March-Tormé to perform at the Gerold
By Angie Landsverk
Steve March-Tormé will bring his pop jazz style of music to the Gerold Opera House on Saturday, Dec. 17, for “Mistletoe & Merriment.”
The performance in Weyauwega will include a quartet of musicians – Marc Jimos on the saxophone, Danny Lueck on the drums, Mark Urness on the bass and Mike Kubicki on the piano.
“It will be a very nice evening. We will have a small dance floor in case people want to dance,” said Kathy Fehl, of the nonprofit Wega Arts, which owns and operates the Gerold.
The house will open at 6 p.m., and the show will begin at 7:30 p.m., with table service during the show.
Seating is reserved, and advanced tickets may be purchased online at wegaarts.org with prices of $45 for VIP seats, $35 for regular and $25 for seating in the balcony.
Fehl said people may purchase tables of eight if they want to sit with their friends, or they may buy seats and sit at a table.
There will be snacks on the tables and a full cash bar.
This will be the first time March-Tormé performs at the opera house.
“We’re thrilled to have him perform in our beautiful venue near his home of Appleton,” Fehl said.
March-Tormé is looking forward to it as well.
“I love the venue,” he said.
March-Tormé said the concert will include jazz, holiday music, songs associated with the Great American Songbook, some original tunes and some of his father’s music.
March-Tormé is the son of Mel Tormé, who wrote “The Christmas Song,” and Candy Tockstein, who was a model and actress. Hal March, an actor and comedian, became his step-father when his mother married him.
Born in New York, March-Tormé was about 2 1/2 years old when his parents divorced.
Like many young boys living in New York, he dreamed of playing baseball for the New York Yankees.
He listened to the games on the radio and also the pop music of the day, singing along to the songs.
“By about age 11 or 12, I realized I loved doing it,” March-Tormé said of singing.
When he was 13, he put together his first band, a rock and roll band.
Later, he gravitated toward pop jazz.
“It’s been a very long road,” March-Tormé said. “I think I’m a better singer than I’ve ever been. If you take care of your voice, you can get better and better.”
He tours as much as he can and during a recent clinic with students, he talked to them about the importance of breathing, staying healthy and to keep singing if they enjoy doing so.
March-Tormé stays healthy by playing tennis at least three times a week.

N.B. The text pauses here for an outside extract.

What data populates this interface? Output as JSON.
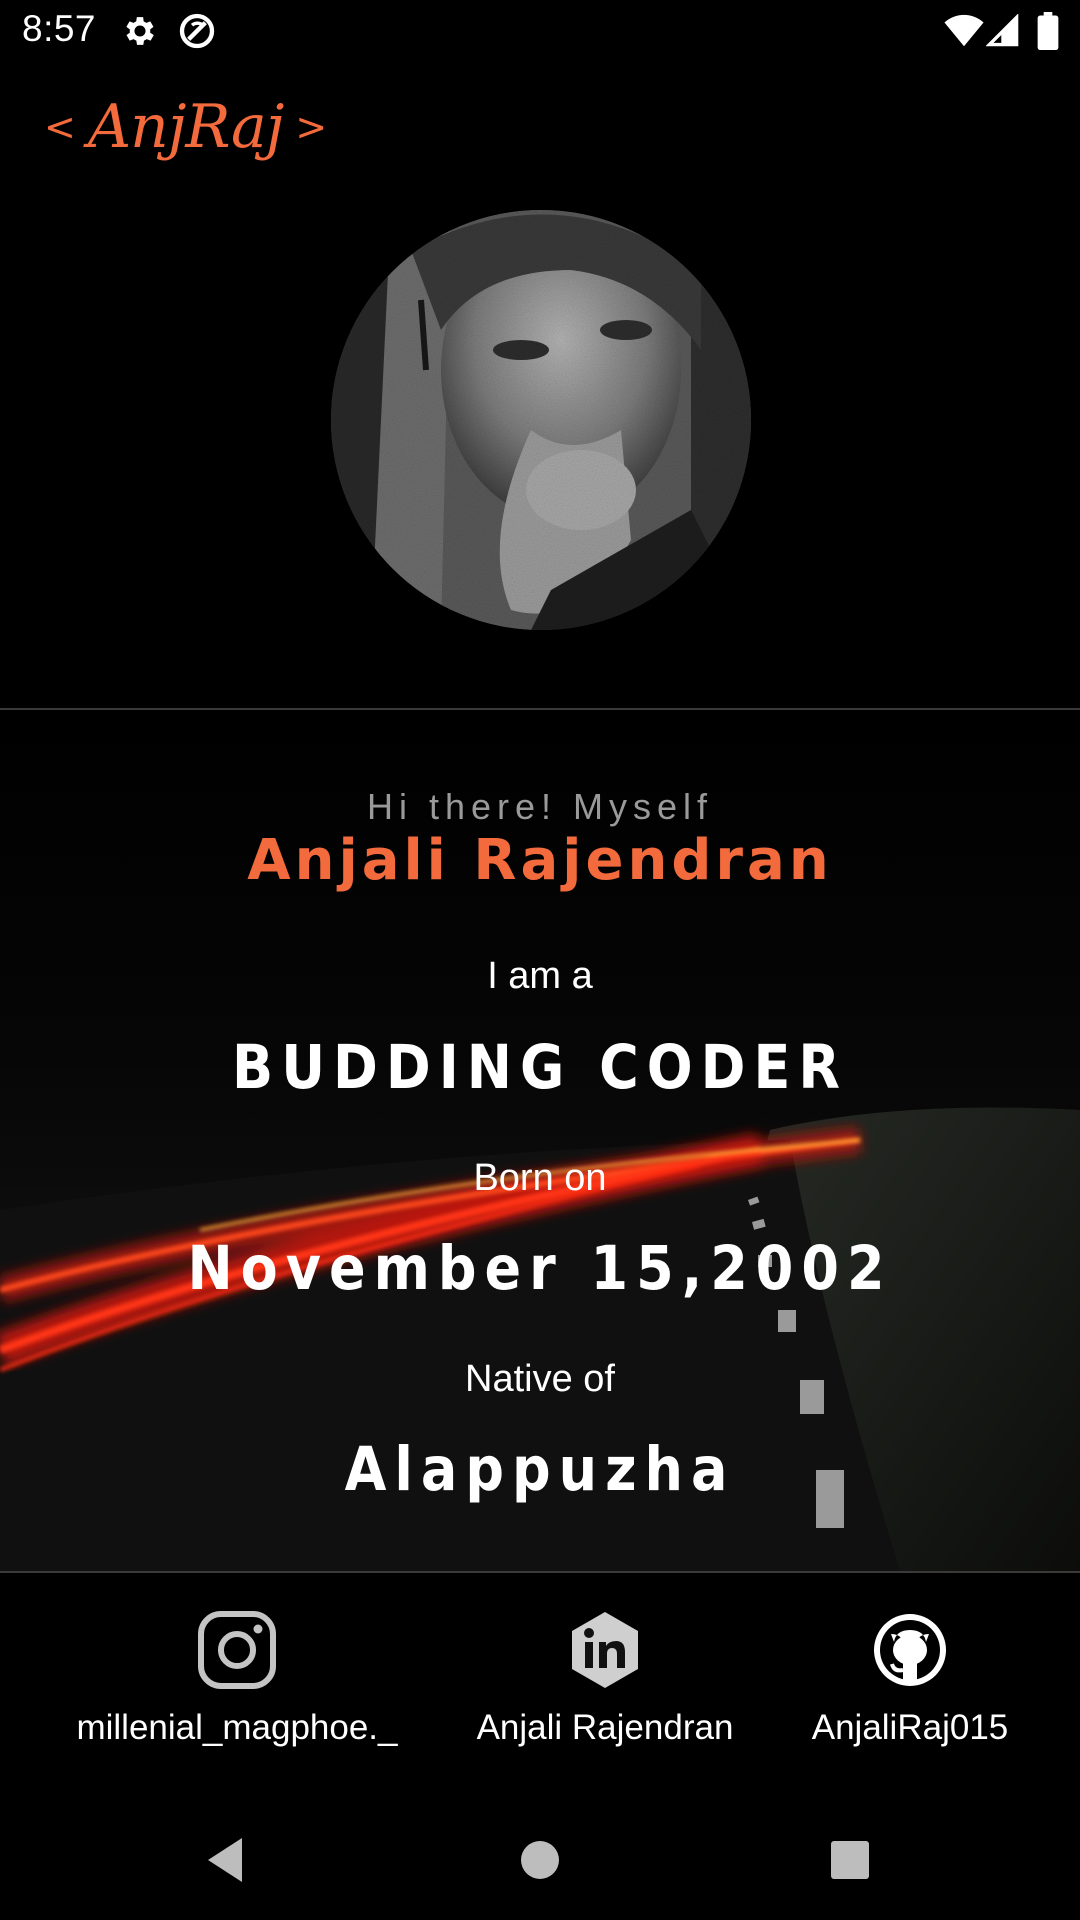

He taught himself how to play piano and guitar and spent one year at a junior college after graduating from high school.
“I wanted to go on the road,” he said.
The arrangements March-Tormé sings today include tweaks and small changes, which often surprise those in the audience.
“The greatest lesson I’ve learned in the last 15 years,” he said, “is less is more. Once you know your instrument, you don’t have to over sing, like you’re auditioning.”
When not touring, March-Tormé is in Appleton with his wife, Angela, and their two daughters: 12-year-old Ruby and 10-year-old Sunny.
He is often asked how someone who lived on both coasts of the country ended up in Wisconsin.
Angela is from Berlin.
“I met her in Chicago when I was singing. I fell in love with her,” March-Tormé said.
They decided to raise their daughters in Wisconsin.
Ruby will sing on stage with him for the first time on Saturday, Dec. 10, when he performs a holiday concert with the Fox Valley Symphony, at the Fox Cities Performing Arts Center, in Appleton.
Fehl said the Dec. 17 concert at the Gerold Opera House will be an elegant evening.
March-Tormé will sing “The Christmas Song,” as was as many other jazz standards and ballads, she said.
What he wants people to know is his shows are not just about songs.
He hopes people enjoy the stories he tells.
“I like people to see a show and think, ‘He is a person I’d like to have a beer with,’” March-Tormé said.